Data about app and page elements:
************

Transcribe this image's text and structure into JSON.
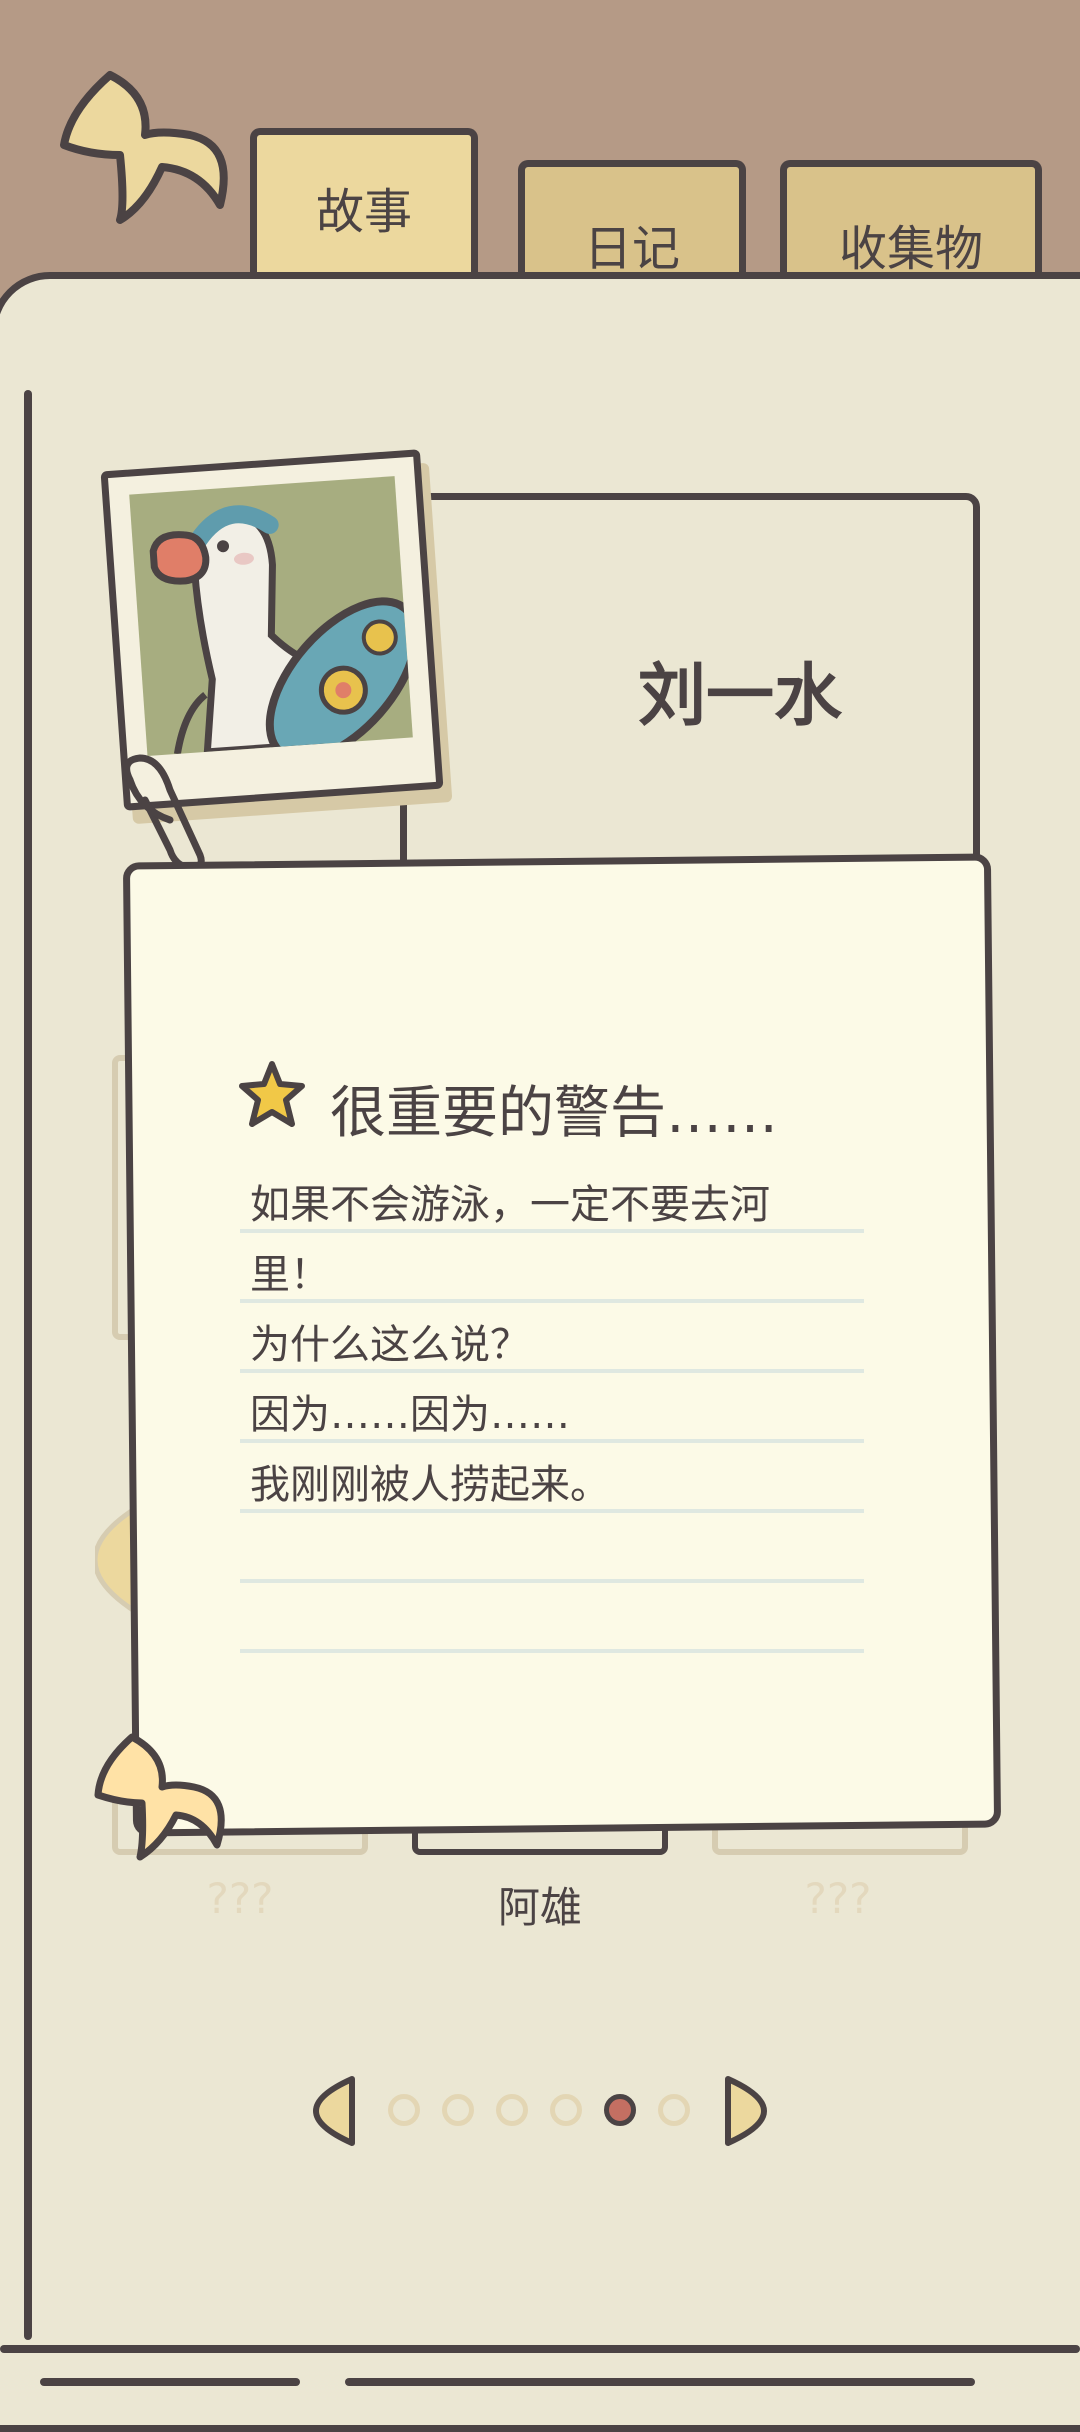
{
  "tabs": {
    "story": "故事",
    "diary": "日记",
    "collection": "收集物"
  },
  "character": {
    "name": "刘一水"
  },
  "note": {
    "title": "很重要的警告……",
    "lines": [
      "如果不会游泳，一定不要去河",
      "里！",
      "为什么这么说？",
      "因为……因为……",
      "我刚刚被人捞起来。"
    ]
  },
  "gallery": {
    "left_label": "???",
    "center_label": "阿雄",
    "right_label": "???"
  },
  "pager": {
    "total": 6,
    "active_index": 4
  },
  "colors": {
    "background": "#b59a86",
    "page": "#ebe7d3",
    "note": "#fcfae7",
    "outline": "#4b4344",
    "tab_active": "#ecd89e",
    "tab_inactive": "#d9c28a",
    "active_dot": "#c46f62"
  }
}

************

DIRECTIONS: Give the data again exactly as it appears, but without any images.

YOUR SOLUTION:
Transcribe this image's text and structure into JSON.
{
  "tabs": {
    "story": "故事",
    "diary": "日记",
    "collection": "收集物"
  },
  "character": {
    "name": "刘一水"
  },
  "note": {
    "title": "很重要的警告……",
    "lines": [
      "如果不会游泳，一定不要去河",
      "里！",
      "为什么这么说？",
      "因为……因为……",
      "我刚刚被人捞起来。"
    ]
  },
  "gallery": {
    "left_label": "???",
    "center_label": "阿雄",
    "right_label": "???"
  },
  "pager": {
    "total": 6,
    "active_index": 4
  },
  "colors": {
    "background": "#b59a86",
    "page": "#ebe7d3",
    "note": "#fcfae7",
    "outline": "#4b4344",
    "tab_active": "#ecd89e",
    "tab_inactive": "#d9c28a",
    "active_dot": "#c46f62"
  }
}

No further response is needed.